Your goal
Copy each record below faithfully, leaving out images.

Material provided
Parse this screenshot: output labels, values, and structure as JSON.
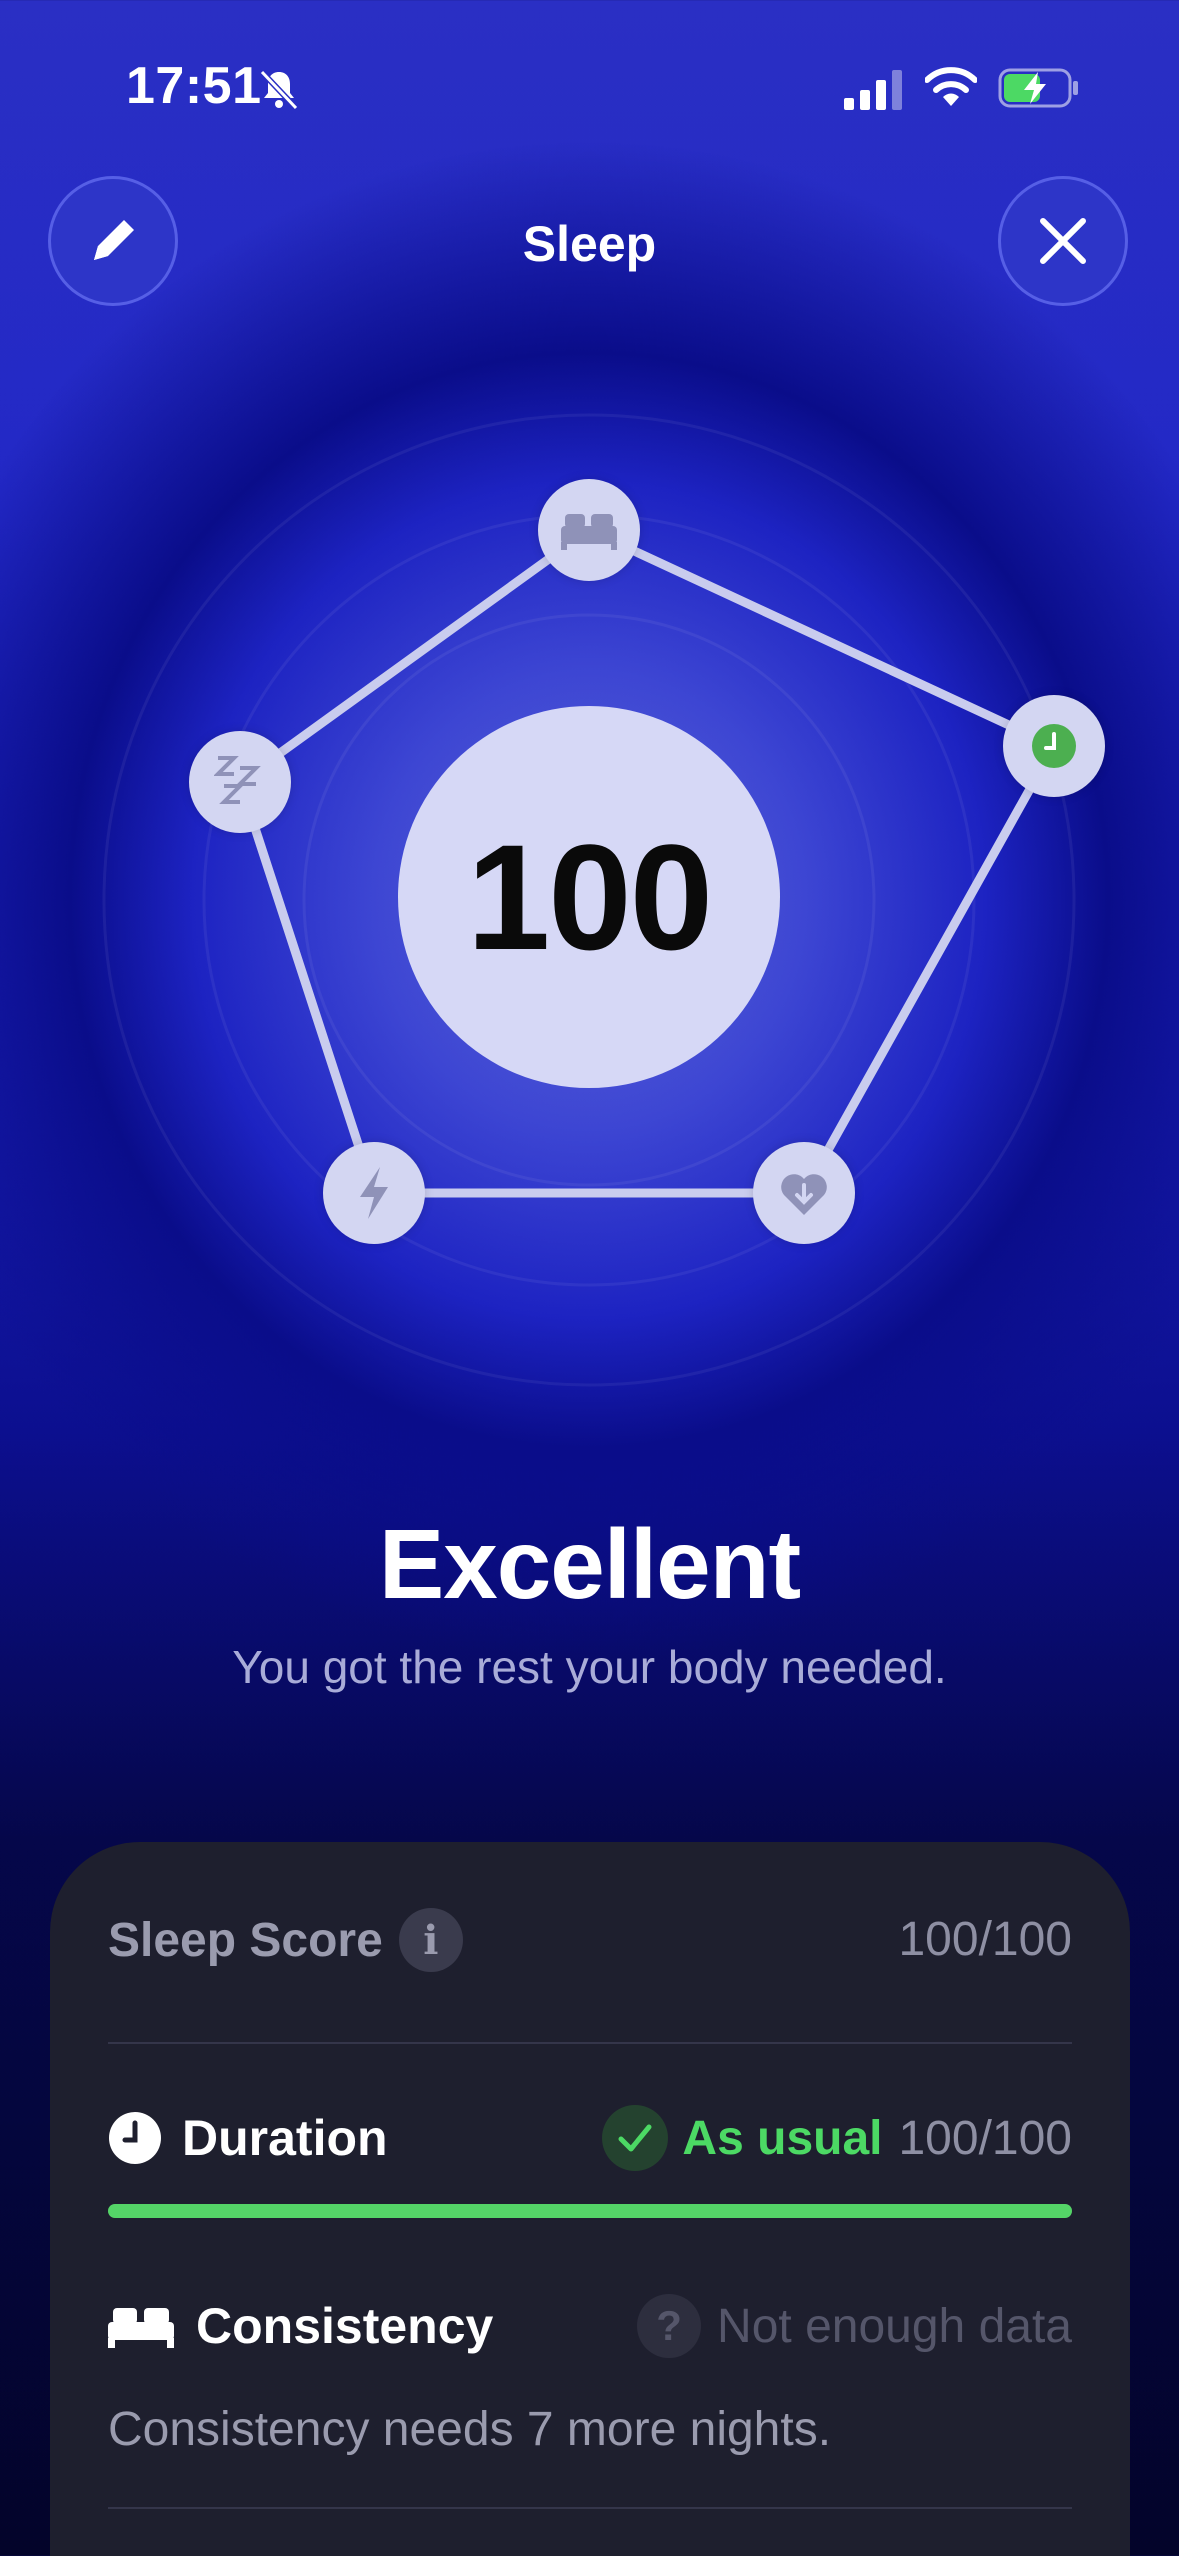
{
  "status_bar": {
    "time": "17:51"
  },
  "header": {
    "title": "Sleep"
  },
  "score": {
    "value": "100",
    "rating": "Excellent",
    "subtitle": "You got the rest your body needed."
  },
  "pentagon_nodes": [
    {
      "icon": "bed-icon"
    },
    {
      "icon": "clock-icon",
      "highlight_color": "#4caf50"
    },
    {
      "icon": "heart-rate-icon"
    },
    {
      "icon": "lightning-icon"
    },
    {
      "icon": "zzz-icon"
    }
  ],
  "card": {
    "sleep_score_label": "Sleep Score",
    "sleep_score_value": "100/100",
    "duration": {
      "label": "Duration",
      "status": "As usual",
      "score": "100/100",
      "progress": 1.0,
      "status_color": "#4cd964"
    },
    "consistency": {
      "label": "Consistency",
      "status": "Not enough data",
      "note": "Consistency needs 7 more nights."
    }
  }
}
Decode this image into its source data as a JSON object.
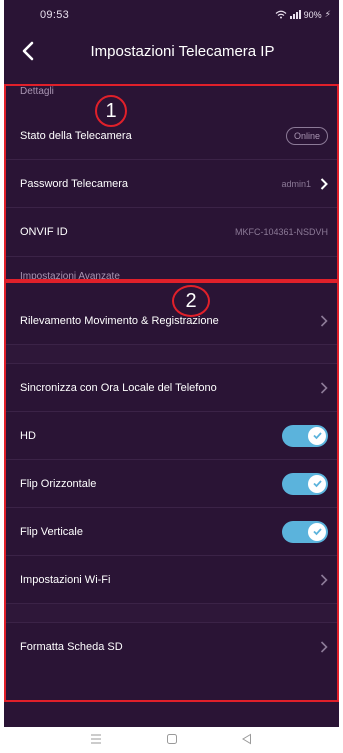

Exercise solution
Parse this screenshot: output labels, values, and structure as JSON.
{
  "status_bar": {
    "time": "17:51"
  },
  "header": {
    "title": "Sleep"
  },
  "score": {
    "value": "100",
    "rating": "Excellent",
    "subtitle": "You got the rest your body needed."
  },
  "pentagon_nodes": [
    {
      "icon": "bed-icon"
    },
    {
      "icon": "clock-icon",
      "highlight_color": "#4caf50"
    },
    {
      "icon": "heart-rate-icon"
    },
    {
      "icon": "lightning-icon"
    },
    {
      "icon": "zzz-icon"
    }
  ],
  "card": {
    "sleep_score_label": "Sleep Score",
    "sleep_score_value": "100/100",
    "duration": {
      "label": "Duration",
      "status": "As usual",
      "score": "100/100",
      "progress": 1.0,
      "status_color": "#4cd964"
    },
    "consistency": {
      "label": "Consistency",
      "status": "Not enough data",
      "note": "Consistency needs 7 more nights."
    }
  }
}
Decode this image into its source data as a JSON object.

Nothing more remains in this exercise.